From the listing below, select every line where the word "commit" appears.
Content starts
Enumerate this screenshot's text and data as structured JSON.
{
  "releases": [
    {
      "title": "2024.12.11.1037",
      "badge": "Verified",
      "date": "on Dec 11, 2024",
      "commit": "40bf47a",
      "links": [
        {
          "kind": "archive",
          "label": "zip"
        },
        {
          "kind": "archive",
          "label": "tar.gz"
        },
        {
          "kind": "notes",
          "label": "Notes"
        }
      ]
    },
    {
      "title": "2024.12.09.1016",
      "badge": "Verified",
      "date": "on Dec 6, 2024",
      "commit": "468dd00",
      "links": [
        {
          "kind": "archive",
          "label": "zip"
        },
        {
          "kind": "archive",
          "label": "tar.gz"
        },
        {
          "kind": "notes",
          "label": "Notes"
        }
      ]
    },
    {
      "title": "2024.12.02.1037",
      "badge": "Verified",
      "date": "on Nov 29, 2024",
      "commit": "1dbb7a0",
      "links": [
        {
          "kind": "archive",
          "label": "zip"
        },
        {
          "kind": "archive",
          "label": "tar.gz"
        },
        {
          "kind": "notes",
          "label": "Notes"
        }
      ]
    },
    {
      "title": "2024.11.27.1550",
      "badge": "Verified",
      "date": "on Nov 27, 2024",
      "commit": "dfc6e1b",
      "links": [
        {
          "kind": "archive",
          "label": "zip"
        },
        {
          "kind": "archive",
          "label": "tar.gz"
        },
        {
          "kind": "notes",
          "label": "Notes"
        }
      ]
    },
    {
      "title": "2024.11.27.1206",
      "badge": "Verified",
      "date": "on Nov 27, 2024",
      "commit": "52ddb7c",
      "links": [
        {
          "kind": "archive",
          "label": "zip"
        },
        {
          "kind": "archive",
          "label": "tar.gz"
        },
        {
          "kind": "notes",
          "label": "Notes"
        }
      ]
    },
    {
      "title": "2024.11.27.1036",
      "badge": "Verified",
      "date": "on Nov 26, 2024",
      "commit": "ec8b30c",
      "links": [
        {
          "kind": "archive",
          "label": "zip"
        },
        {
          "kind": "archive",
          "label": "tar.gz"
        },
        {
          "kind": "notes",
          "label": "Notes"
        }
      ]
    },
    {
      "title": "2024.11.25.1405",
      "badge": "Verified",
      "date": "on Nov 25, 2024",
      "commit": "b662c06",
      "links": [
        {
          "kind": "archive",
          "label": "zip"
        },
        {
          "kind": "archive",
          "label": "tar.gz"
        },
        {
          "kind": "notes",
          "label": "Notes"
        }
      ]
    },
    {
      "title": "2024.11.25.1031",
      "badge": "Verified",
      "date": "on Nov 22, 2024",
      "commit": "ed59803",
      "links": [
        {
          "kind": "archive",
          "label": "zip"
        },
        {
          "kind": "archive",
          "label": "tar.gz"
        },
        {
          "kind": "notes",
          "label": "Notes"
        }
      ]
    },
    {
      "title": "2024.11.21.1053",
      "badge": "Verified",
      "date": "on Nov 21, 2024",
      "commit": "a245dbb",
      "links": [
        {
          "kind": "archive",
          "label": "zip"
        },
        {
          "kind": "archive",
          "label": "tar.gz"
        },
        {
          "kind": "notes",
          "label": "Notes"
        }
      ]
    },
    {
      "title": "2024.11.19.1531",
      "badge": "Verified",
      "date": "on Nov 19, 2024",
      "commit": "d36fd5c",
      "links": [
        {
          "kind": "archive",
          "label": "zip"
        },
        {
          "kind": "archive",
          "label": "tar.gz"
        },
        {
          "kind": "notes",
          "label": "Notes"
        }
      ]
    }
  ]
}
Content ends
Result for this exercise »
      "commit": "40bf47a",
      "commit": "468dd00",
      "commit": "1dbb7a0",
      "commit": "dfc6e1b",
      "commit": "52ddb7c",
      "commit": "ec8b30c",
      "commit": "b662c06",
      "commit": "ed59803",
      "commit": "a245dbb",
      "commit": "d36fd5c",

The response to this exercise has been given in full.